What Occurs in a Probate Hearing?

Probate is a process of authenticating a will and testament, that is overseen by the court system. It entails finding and determining the monetary value of someone’s assets, paying their last taxes and bills, and transferring what is left to the rightful or chosen beneficiaries. The court will decide whether a will is valid, appoint an executor, and then see certain duties are carried out with the estate. The laws for probate vary by state, so it’s important to understand the laws for where you live.

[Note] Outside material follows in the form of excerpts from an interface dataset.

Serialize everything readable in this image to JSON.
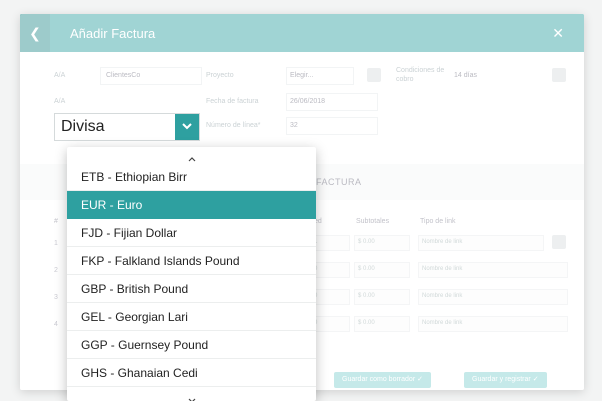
{
  "modal": {
    "title": "Añadir Factura",
    "back_icon": "chevron-left-icon",
    "close_icon": "close-icon"
  },
  "form": {
    "field1_label": "A/A",
    "field1_value": "ClientesCo",
    "field2_label": "A/A",
    "proyecto_label": "Proyecto",
    "proyecto_value": "Elegir...",
    "fecha_label": "Fecha de factura",
    "fecha_value": "26/06/2018",
    "numero_label": "Número de línea*",
    "numero_value": "32",
    "condiciones_label": "Condiciones de cobro",
    "condiciones_value": "14 días"
  },
  "divisa": {
    "label": "Divisa"
  },
  "section": {
    "title": "FACTURA"
  },
  "table": {
    "headers": [
      "#",
      "ed",
      "Subtotales",
      "Tipo de link"
    ],
    "rows": [
      {
        "num": "1",
        "qty": "1",
        "sub": "$ 0.00",
        "link": "Nombre de link"
      },
      {
        "num": "2",
        "qty": "0",
        "sub": "$ 0.00",
        "link": "Nombre de link"
      },
      {
        "num": "3",
        "qty": "0",
        "sub": "$ 0.00",
        "link": "Nombre de link"
      },
      {
        "num": "4",
        "qty": "0",
        "sub": "$ 0.00",
        "link": "Nombre de link"
      }
    ]
  },
  "footer": {
    "save_draft": "Guardar como borrador",
    "save_register": "Guardar y registrar"
  },
  "dropdown": {
    "selected": "EUR - Euro",
    "options": [
      "ETB - Ethiopian Birr",
      "EUR - Euro",
      "FJD - Fijian Dollar",
      "FKP - Falkland Islands Pound",
      "GBP - British Pound",
      "GEL - Georgian Lari",
      "GGP - Guernsey Pound",
      "GHS - Ghanaian Cedi"
    ]
  },
  "colors": {
    "accent": "#2ea0a0",
    "accent_dark": "#278c8c"
  }
}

Will Validity and Distribution of Assets
State laws list what is required for an estate to go through probate. These laws also go over what happens if someone passes away without a will. If no will was written, probate is necessary to pay the individual’s outstanding bills and transfer their estate to heirs. If a decedent did leave a will behind, then the probate judge will assess its validity, which may happen over a court hearing.

A notice of this hearing has to be sent to every beneficiary listed in the will, in addition to heirs. Heirs are different in comparison to beneficiaries, where the former are those who inherit due to state law if no will is present, and the latter were chosen by the decedent specifically.

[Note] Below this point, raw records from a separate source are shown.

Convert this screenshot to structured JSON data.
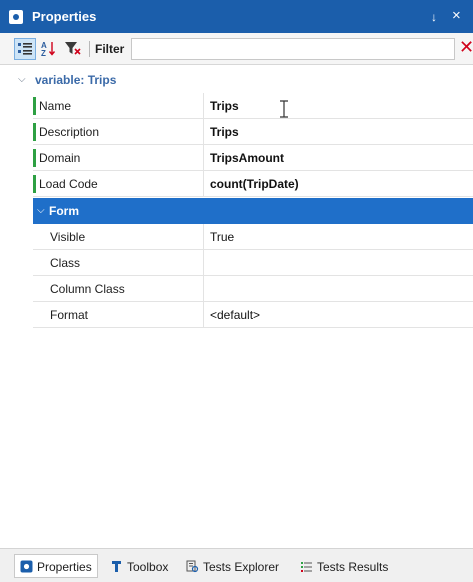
{
  "panel": {
    "title": "Properties",
    "pin_glyph": "↓",
    "close_glyph": "×"
  },
  "toolbar": {
    "filter_label": "Filter",
    "filter_value": "",
    "filter_placeholder": "",
    "clear_glyph": "✕"
  },
  "category": {
    "label": "variable: Trips",
    "expanded": true
  },
  "properties": [
    {
      "name": "Name",
      "value": "Trips"
    },
    {
      "name": "Description",
      "value": "Trips"
    },
    {
      "name": "Domain",
      "value": "TripsAmount"
    },
    {
      "name": "Load Code",
      "value": "count(TripDate)"
    }
  ],
  "form_group": {
    "label": "Form",
    "expanded": true,
    "properties": [
      {
        "name": "Visible",
        "value": "True"
      },
      {
        "name": "Class",
        "value": ""
      },
      {
        "name": "Column Class",
        "value": ""
      },
      {
        "name": "Format",
        "value": "<default>"
      }
    ]
  },
  "bottom_tabs": [
    {
      "label": "Properties",
      "active": true,
      "icon": "properties-icon"
    },
    {
      "label": "Toolbox",
      "active": false,
      "icon": "toolbox-icon"
    },
    {
      "label": "Tests Explorer",
      "active": false,
      "icon": "tests-explorer-icon"
    },
    {
      "label": "Tests Results",
      "active": false,
      "icon": "tests-results-icon"
    }
  ],
  "colors": {
    "title_bar": "#1b5eab",
    "selection": "#1f6fc9",
    "modified_marker": "#2ea043",
    "category_text": "#3b6aa8",
    "clear_button": "#d0021b"
  }
}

During this hearing, those who are concerned or have wishes to express will get a chance to do so. Beneficiaries or heirs may come forward with complaints about will validity, where the decedent was of sound mind, and assets they believe they should receive. Ultimately, the final decisions will be made by the court judge.

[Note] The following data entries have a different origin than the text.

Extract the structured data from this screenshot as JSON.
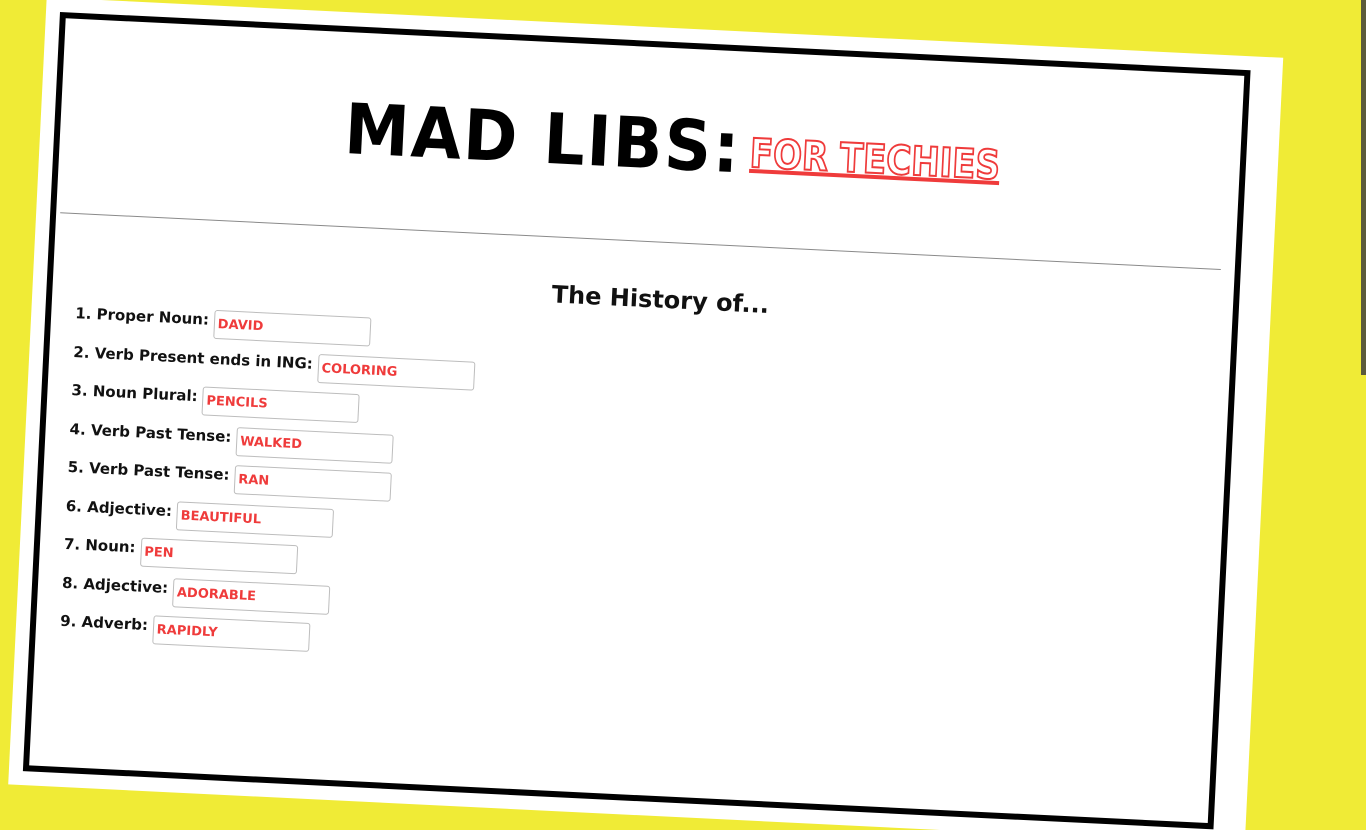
{
  "header": {
    "title": "MAD LIBS:",
    "subtitle": "FOR TECHIES"
  },
  "story": {
    "title": "The History of..."
  },
  "fields": [
    {
      "label": "1. Proper Noun:",
      "value": "DAVID"
    },
    {
      "label": "2. Verb Present ends in ING:",
      "value": "COLORING"
    },
    {
      "label": "3. Noun Plural:",
      "value": "PENCILS"
    },
    {
      "label": "4. Verb Past Tense:",
      "value": "WALKED"
    },
    {
      "label": "5. Verb Past Tense:",
      "value": "RAN"
    },
    {
      "label": "6. Adjective:",
      "value": "BEAUTIFUL"
    },
    {
      "label": "7. Noun:",
      "value": "PEN"
    },
    {
      "label": "8. Adjective:",
      "value": "ADORABLE"
    },
    {
      "label": "9. Adverb:",
      "value": "RAPIDLY"
    }
  ],
  "colors": {
    "background": "#f0eb36",
    "accent": "#ef3b3b",
    "frame": "#000000"
  }
}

An Executor is Chosen
If an executor was not appointed in the will, or a will was not written, then the court will choose someone to carry out duties related to the estate. An executor may be called an administrator or personal representative, who will oversee the process and settle the estate under probate.